• _Given data_:
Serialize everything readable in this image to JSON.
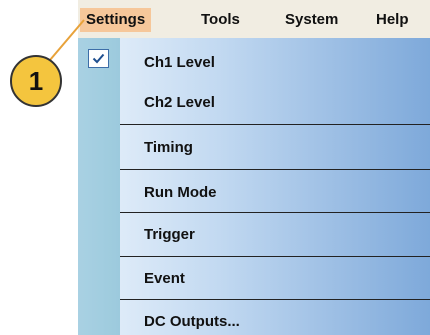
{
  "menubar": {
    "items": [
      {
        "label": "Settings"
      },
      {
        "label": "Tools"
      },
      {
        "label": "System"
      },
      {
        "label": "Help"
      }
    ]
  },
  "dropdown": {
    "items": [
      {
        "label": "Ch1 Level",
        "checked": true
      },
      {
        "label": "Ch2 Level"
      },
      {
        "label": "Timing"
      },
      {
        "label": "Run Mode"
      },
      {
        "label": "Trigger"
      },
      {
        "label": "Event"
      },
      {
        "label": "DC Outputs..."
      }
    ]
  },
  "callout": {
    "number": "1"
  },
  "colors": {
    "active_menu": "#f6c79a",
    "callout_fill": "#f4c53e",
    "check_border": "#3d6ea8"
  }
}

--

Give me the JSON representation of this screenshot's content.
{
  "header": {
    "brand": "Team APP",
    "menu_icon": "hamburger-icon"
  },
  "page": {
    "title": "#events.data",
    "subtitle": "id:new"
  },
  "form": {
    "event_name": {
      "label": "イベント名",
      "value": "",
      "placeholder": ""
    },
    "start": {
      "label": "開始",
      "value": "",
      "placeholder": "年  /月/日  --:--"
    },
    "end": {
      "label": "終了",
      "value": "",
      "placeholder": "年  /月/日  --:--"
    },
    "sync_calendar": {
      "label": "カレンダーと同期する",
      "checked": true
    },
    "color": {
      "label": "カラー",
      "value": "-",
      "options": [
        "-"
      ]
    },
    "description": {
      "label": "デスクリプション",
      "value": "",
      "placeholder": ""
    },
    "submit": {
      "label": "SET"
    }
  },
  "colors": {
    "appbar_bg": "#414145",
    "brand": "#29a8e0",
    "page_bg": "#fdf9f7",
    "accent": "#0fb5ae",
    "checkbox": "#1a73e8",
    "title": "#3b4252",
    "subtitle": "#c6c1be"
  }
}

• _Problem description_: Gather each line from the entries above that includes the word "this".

• _Solution_:
Serialize everything readable in this image to JSON.
Give me the JSON representation of this screenshot's content.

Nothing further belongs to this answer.